“Suhardi’s temerity can be seen as having declared war against OCM and our affiliates,” said Nazifuddin.
There are those who say that this entire episode is unnecessary. Malaysia has a bigger goal ahead – a respectable showing at the 2024 Paris Olympics.
However, there are a handful who quietly admire Suhardi’s guts in standing up to the sports associations’ leaders. Suhardi’s statement on the Malaysian football team’s failure to win the gold medal at the SEA Games would have felt like a gut punch to those in Wisma FAM.
While this may seem like a Sunday matinee show with popcorn and all the frills for those on the sidelines, a line must be drawn and a ceasefire must be called.
Yeoh had wanted to create a “harmonious” relationship with the stakeholders, since the first day she stepped into Menara KBS in Putrajaya, Malaysia’s administrative capital. She had quickly reached out to the likes of OCM, FAM, and several others during her early days, perhaps thinking that their immediate buy-ins would help her in her quest to pursue her ambitions and goals for the ministry.
By now however, (if she doesn’t already know it), she would have realised that the “passionate” sports administrators – within and beyond her ministry – would do anything to show who’s boss.
Will Yeoh reprimand a ministry official?
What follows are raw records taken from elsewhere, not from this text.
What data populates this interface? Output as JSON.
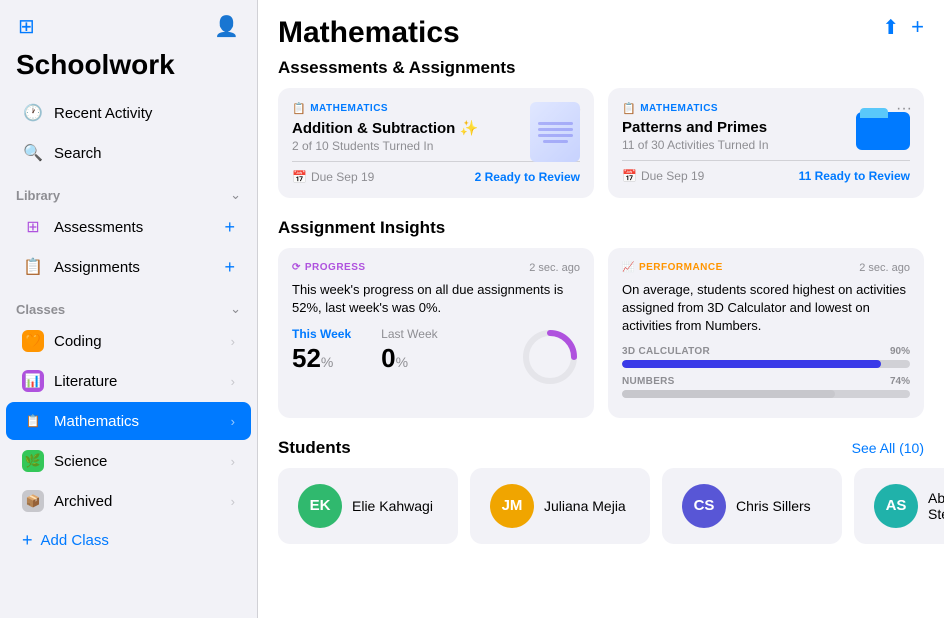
{
  "app": {
    "title": "Schoolwork"
  },
  "sidebar": {
    "nav": [
      {
        "id": "recent-activity",
        "label": "Recent Activity",
        "icon": "🕐"
      },
      {
        "id": "search",
        "label": "Search",
        "icon": "🔍"
      }
    ],
    "library": {
      "title": "Library",
      "items": [
        {
          "id": "assessments",
          "label": "Assessments",
          "icon": "📊"
        },
        {
          "id": "assignments",
          "label": "Assignments",
          "icon": "📋"
        }
      ]
    },
    "classes": {
      "title": "Classes",
      "items": [
        {
          "id": "coding",
          "label": "Coding",
          "color": "orange"
        },
        {
          "id": "literature",
          "label": "Literature",
          "color": "purple"
        },
        {
          "id": "mathematics",
          "label": "Mathematics",
          "color": "blue",
          "active": true
        },
        {
          "id": "science",
          "label": "Science",
          "color": "green"
        },
        {
          "id": "archived",
          "label": "Archived",
          "color": "gray"
        }
      ]
    },
    "add_class_label": "Add Class"
  },
  "main": {
    "title": "Mathematics",
    "assessments_section": {
      "header": "Assessments & Assignments",
      "cards": [
        {
          "id": "addition-subtraction",
          "tag": "MATHEMATICS",
          "title": "Addition & Subtraction ✨",
          "subtitle": "2 of 10 Students Turned In",
          "due": "Due Sep 19",
          "review_label": "2 Ready to Review"
        },
        {
          "id": "patterns-primes",
          "tag": "MATHEMATICS",
          "title": "Patterns and Primes",
          "subtitle": "11 of 30 Activities Turned In",
          "due": "Due Sep 19",
          "review_label": "11 Ready to Review"
        }
      ]
    },
    "insights_section": {
      "header": "Assignment Insights",
      "progress": {
        "tag": "PROGRESS",
        "time": "2 sec. ago",
        "text": "This week's progress on all due assignments is 52%, last week's was 0%.",
        "this_week_label": "This Week",
        "last_week_label": "Last Week",
        "this_week_value": "52",
        "last_week_value": "0",
        "unit": "%",
        "donut_percent": 52
      },
      "performance": {
        "tag": "PERFORMANCE",
        "time": "2 sec. ago",
        "text": "On average, students scored highest on activities assigned from 3D Calculator and lowest on activities from Numbers.",
        "bars": [
          {
            "label": "3D CALCULATOR",
            "pct": 90,
            "pct_label": "90%"
          },
          {
            "label": "NUMBERS",
            "pct": 74,
            "pct_label": "74%"
          }
        ]
      }
    },
    "students_section": {
      "header": "Students",
      "see_all_label": "See All (10)",
      "students": [
        {
          "initials": "EK",
          "name": "Elie Kahwagi",
          "color": "green"
        },
        {
          "initials": "JM",
          "name": "Juliana Mejia",
          "color": "yellow"
        },
        {
          "initials": "CS",
          "name": "Chris Sillers",
          "color": "purple"
        },
        {
          "initials": "AS",
          "name": "Abbi Stein",
          "color": "teal"
        }
      ]
    }
  }
}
Will she tell OCM to stop attacking her official? Or will she give the warring parties a wide berth and let the “big boys” duke it out?